- [Requirement]
Search the records for the word "Widget". Copy every line where it appears.

(Component data from apps and pages)
────────────────────────────────────────

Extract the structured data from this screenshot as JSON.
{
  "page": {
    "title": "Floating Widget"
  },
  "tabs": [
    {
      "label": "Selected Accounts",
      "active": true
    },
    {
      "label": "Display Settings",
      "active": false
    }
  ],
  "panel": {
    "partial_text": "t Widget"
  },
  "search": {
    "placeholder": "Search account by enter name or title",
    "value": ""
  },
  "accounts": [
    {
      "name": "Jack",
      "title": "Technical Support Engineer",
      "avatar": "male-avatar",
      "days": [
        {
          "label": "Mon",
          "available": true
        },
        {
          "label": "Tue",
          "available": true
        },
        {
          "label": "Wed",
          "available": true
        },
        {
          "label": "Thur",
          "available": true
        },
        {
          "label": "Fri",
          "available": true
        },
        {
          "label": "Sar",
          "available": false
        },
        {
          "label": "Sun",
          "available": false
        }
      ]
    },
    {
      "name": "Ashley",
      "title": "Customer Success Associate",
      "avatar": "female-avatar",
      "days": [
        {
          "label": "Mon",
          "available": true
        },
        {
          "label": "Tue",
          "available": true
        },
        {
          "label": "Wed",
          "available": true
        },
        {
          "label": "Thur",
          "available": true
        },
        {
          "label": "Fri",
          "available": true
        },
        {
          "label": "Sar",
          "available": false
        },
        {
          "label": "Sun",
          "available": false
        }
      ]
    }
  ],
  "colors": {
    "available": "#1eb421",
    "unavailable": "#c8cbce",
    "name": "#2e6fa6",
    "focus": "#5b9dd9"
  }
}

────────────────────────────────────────

- [Result of this exercise]
    "title": "Floating Widget"
    "partial_text": "t Widget"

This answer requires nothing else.